The idea is to create a Spark cluster on AWS according to the needs, maximize the use of it and terminate it after the processing is done.

All the instances have Ubuntu 14.04 operating system, the instance used in the following script the free-tier t2.micro instance with 8GB storage and 1GB RAM.

To have this working from the command line, aws package has to be installed.

One instance, master in this case, is always in State “running” and this instance has the following installed:

  • aws package
  • Apache Spark

How to install Spark 2.0 is described here. There is also the link to the blog about how to install Spark History Server.

The Spark History Server can be reached on port 18080 – MASTER_PUBLIC_IP:18080 and Spark Master is on port 8080. If the pages do not load, start the services as spark user. The scripts for starting the services can be found in $SPARK_HOME/sbin.

The script for launching instances

The following script takes in one parameter – number of instances to launch and attach them to the spark cluster. These instances would become workers in the spark world.

A new script is created


And the following lines are written in it. Adjust accordingly (details below).


#removes any old associations that have "worker" in it
sudo sed -i.bak '/worker/d' /etc/hosts

#removes known hosts from the file
sudo sed -i 'd' /home/ubuntu/.ssh/known_hosts

#run the loop to create as many slaves as defined in the input parameter
for i in $(seq -f %02g 1 $1)
  #name of the worker

  #run the aws command to create an instance and run a script when the instance is created.
  #the command returns the private IP address which is used to update the local /etc/hosts file
  PRIV_IP_ADDR=$(aws ec2 run-instances --image-id ami-0d77397e --count 1 \
            --instance-type t2.micro --key-name MYKEYPAIR \
            --user-data file:///PATH_TO_SCRIPT/ \
            --subnet-id SUBNET_ID --security-group-ids SECURITY_GROUP \
            --associate-public-ip-address \
            --output text | grep PRIVATEIPADDRESSES | awk '{print $4 "\t" $3}')

   #add the IP and hostname association to the /etc/hosts file
   echo "$PRIV_IP_ADDR" "$NAME" | sudo tee -a /etc/hosts

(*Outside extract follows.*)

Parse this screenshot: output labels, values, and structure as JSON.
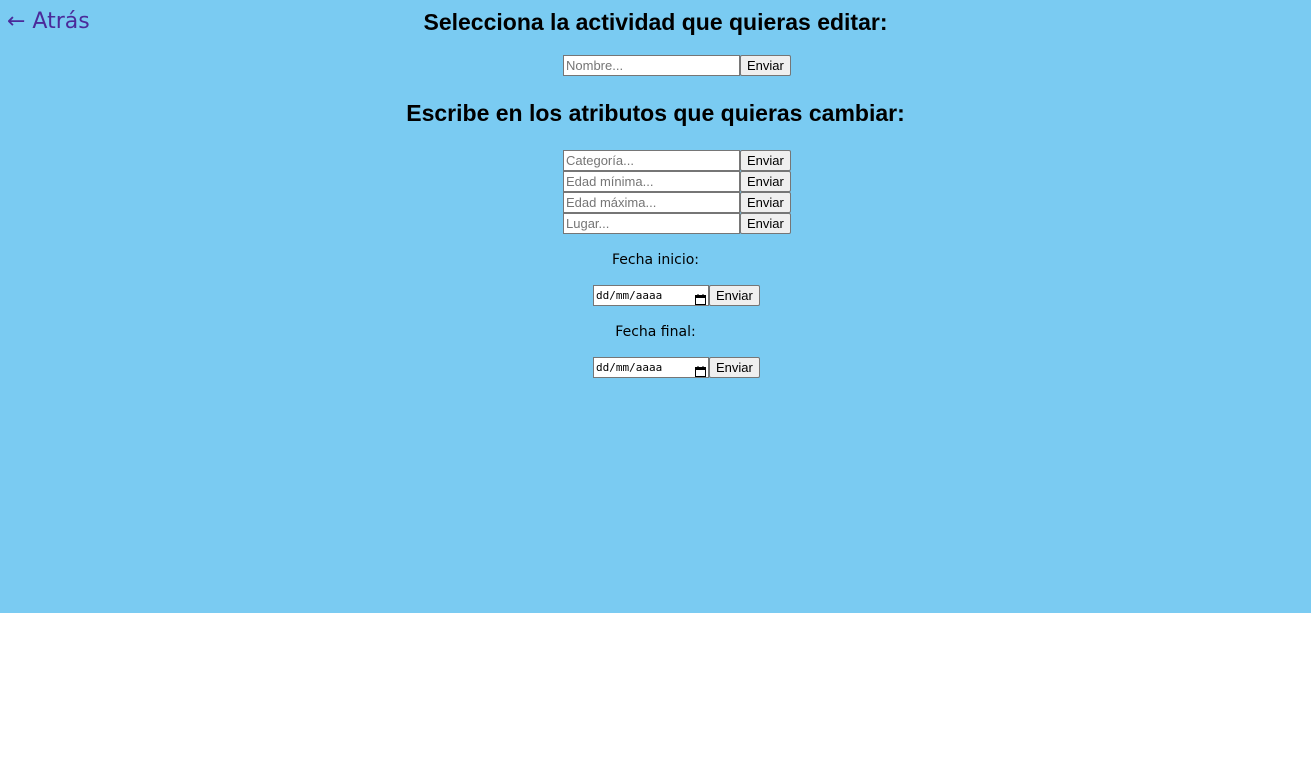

Line 19: option user-data allows you to define a file that is run on the new instance. In this file, the steps for Spark worker installation and setup are defined.
MYKEYPAIR: name of the private key you use in AWS console when launching new instances (this is not a path to the private key on the instance you are running the script from!).
SUBNET_ID: ID of the subnet you are using. It is something one creates when starting with EC2 in AWS.
SECURITY_GROUP: name of the existing security group that this instance should use.


The script that runs at instance launch

The following commands in the script are run as soon as each instance is created.
At the top of the script, the operating system is updated, python is installed and JDK as well.


sudo apt-get update -y  && \
sudo apt-get install python-minimal -y && \
sudo apt-get install default-jdk -y && \
cd /etc/ && \
sudo wget && \
sudo tar -xvzf spark-2.0.1-bin-hadoop2.7.tgz && \
sudo rm spark-2.0.1-bin-hadoop2.7.tgz && \
sudo useradd spark && \
export SPARK_HOME=/etc/spark-2.0.1-bin-hadoop2.7 && \
sudo chown -R spark:spark $SPARK_HOME && \
sudo -u spark mkdir $SPARK_HOME/logs && \
sudo -u spark $SPARK_HOME/sbin/ spark://

Lines 6-7: Spark package is downloaded into /etc/ and unpacked.
Line 14: The slave is started and connected to the master node (Spark Master’s URL address is the script’s parameter).

Example of running the script

Thre following example creates a Spark cluster with 3 workers.

sh 3

Example of the output: worker01 worker02 worker03

These three lines are also added to the /etc/hosts.

The Spark Master Web Interface (SPARK_MASTER_PUBLIC_IP:8080) gives more details about the Spark cluster.


The interface displays the recently added workers with State being ALIVE. Two workers have are in state DEAD – they have been terminated from AWS, but Spark Master has not updated the Workers statistic yet.

Memory in use is 3 GB – the instances used in the cluster creation has one GB each.


The blog post shows a very simple way of creating a Spark cluster. The cluster creation script can be made a lot more dynamic and the script that is run on the newly created instances could be extended (installing python packaged needed for work).